Antonia Lively Breaks the Silence by David Samuel Levinson has all the qualities of a stellar debut novel: strong characters, interesting setting, complex plot and a hint of suspense. Set in the small college town of Winslow, New York, Levinson depicts the town vividly and the reader gets to know the town and its inhabitants through several engaging characters.
Catherine Strayed has lived in Winslow for several years but has never felt completely settled there. After leaving her own academic pursuits behind to move with her new husband, Wyatt to Winslow, where he received an offer to become a professor of creative writing at the small liberal arts college., Catherine settles into life working at the local bookstore. Catherine is a complex character, and her relationship with Wyatt is revealed throughout the story from her own memories and those of other characters.
Wyatt has been dead for over a year at the beginning of the novel, and much of the suspense lies in whether his death was an accident, suicide, or something more sinister. Catherine struggles to uncover her own feelings about their relationship and her past while dealing with new issues as well.
Into this scenario enters Antonia Lively, a young author protégé of the famed literary critic and professor, Henry Swallow. Henry and Catherine have a history as well, one that has a colossal impact on her life with Wyatt. Antonia, Catherine and Henry are all dealing with inner demons and questioning their own life and work at various points in the novel and seeing them interact while managing these problems is truly captivating.

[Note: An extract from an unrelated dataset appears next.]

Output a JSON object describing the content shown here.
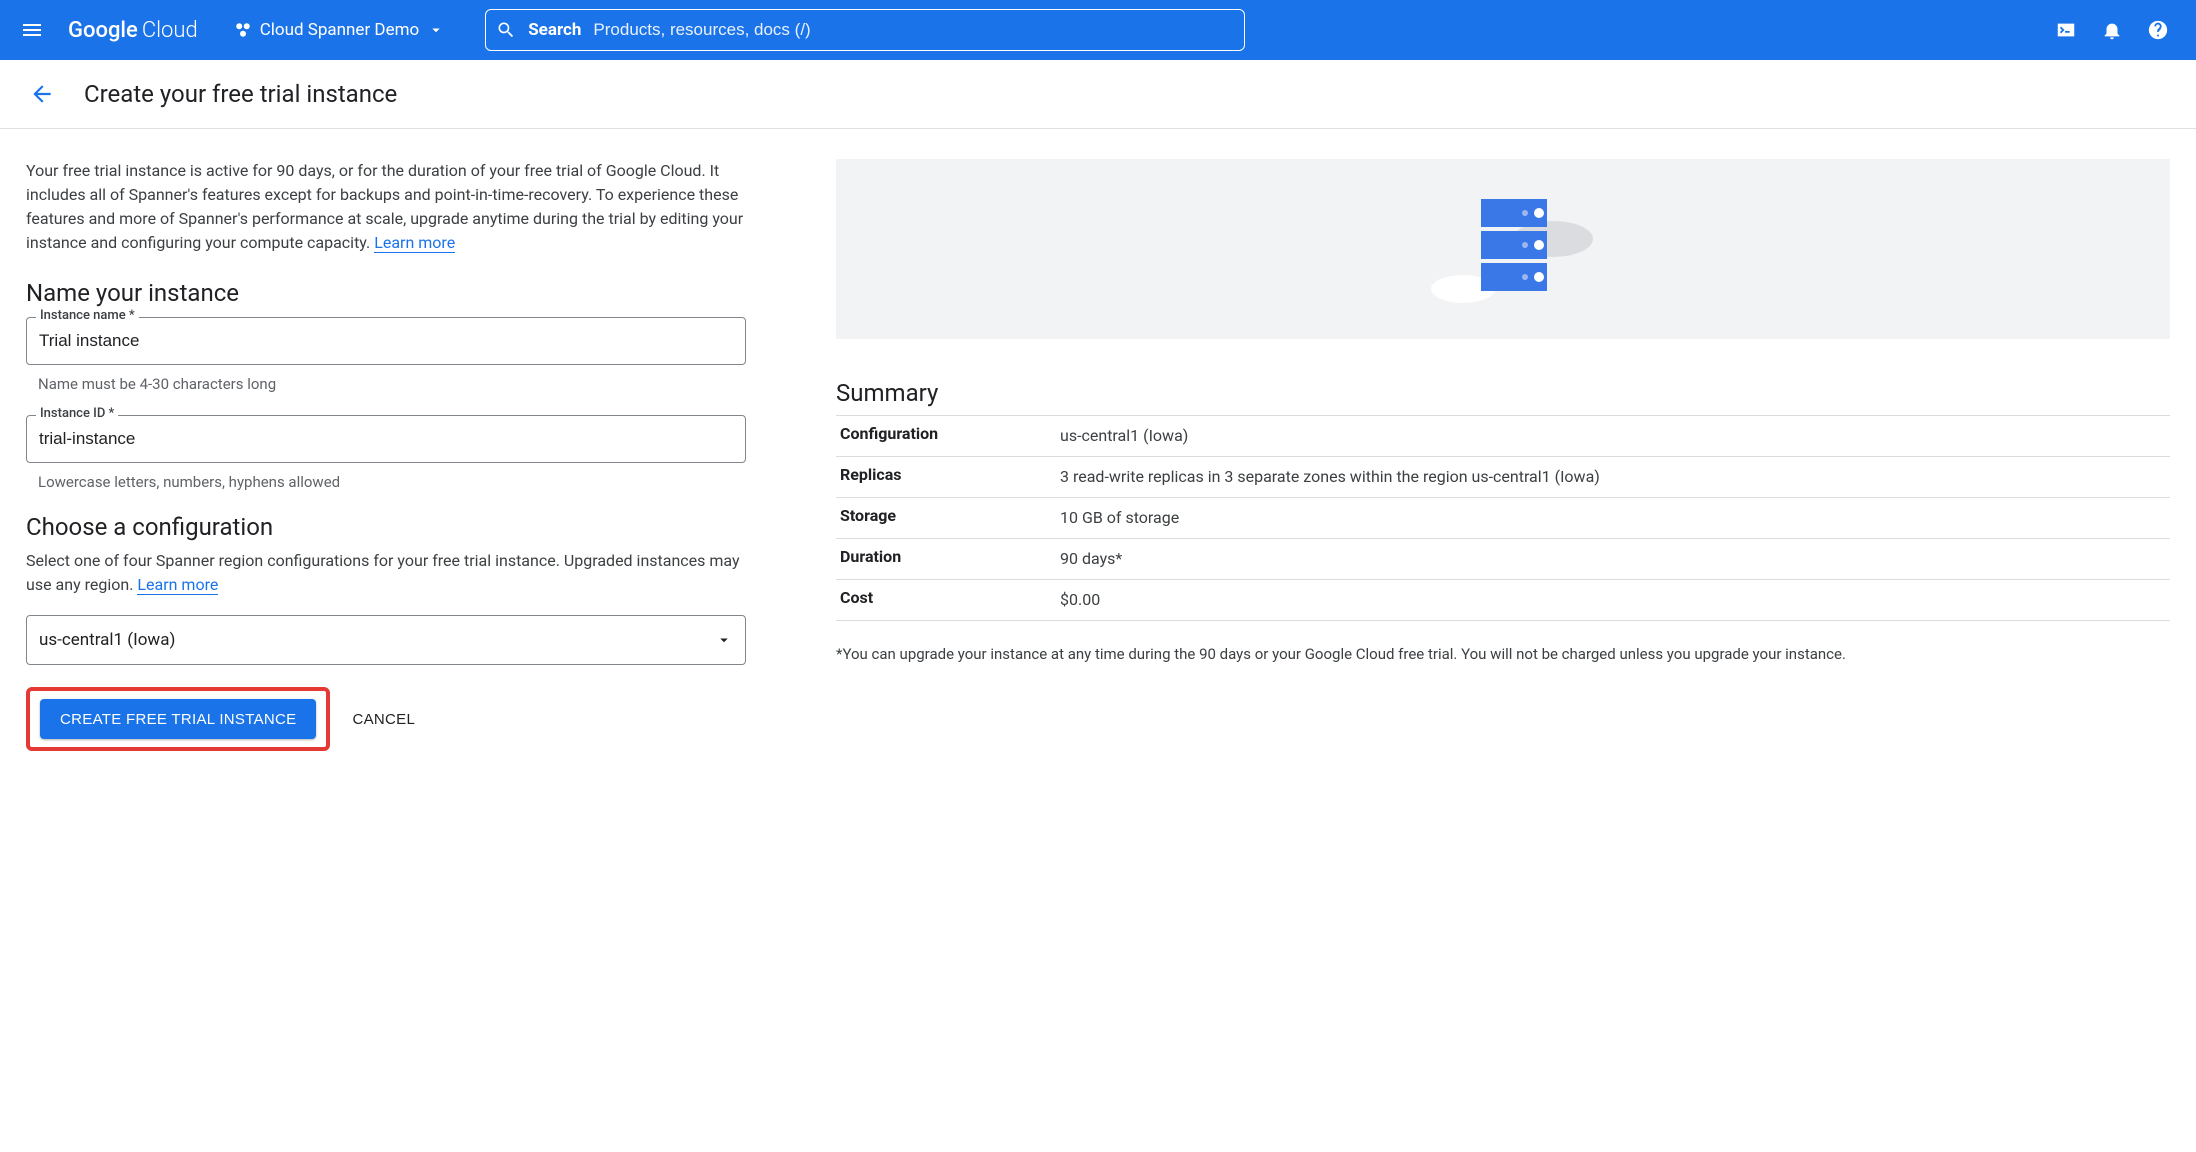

A running theme in the novel is the question of “who decides the merit of literature?”. Does it matter where the author gets the idea for a story, who gets to judge a story, why are certain types of literature more accepted than others? All these issues are touched upon in the novel and the reader gets the sense that Levinson has grappled with these ideas at length in his own life.
My only complaint about the story is the unnecessary plot twist involving the narrator of the story. When the narrator’s identity was revealed I was completely confused. I had to go back to the beginning of the novel to see if I had missed an obvious clue, but no, it really came out of left field. Throughout the story the narrator depicts scenes, events and the innermost thoughts of characters in an omniscient manner. For the narrator to be revealed (I won’t spoil it for you) as Levinson did just didn’t add anything to the story and in fact totally took me outside the world of the novel.
Despite that quibble, I enjoyed the book. It has a great sense of place and time, and the familiar college town setting was used to great effect. Catherine was a sympathetic character without being flawless, and Antonia was a lovely foil for her as well. Overall, I think Antonia Lively Breaks the Silence is a great novel, and I am excited to see what Levinson does in the future.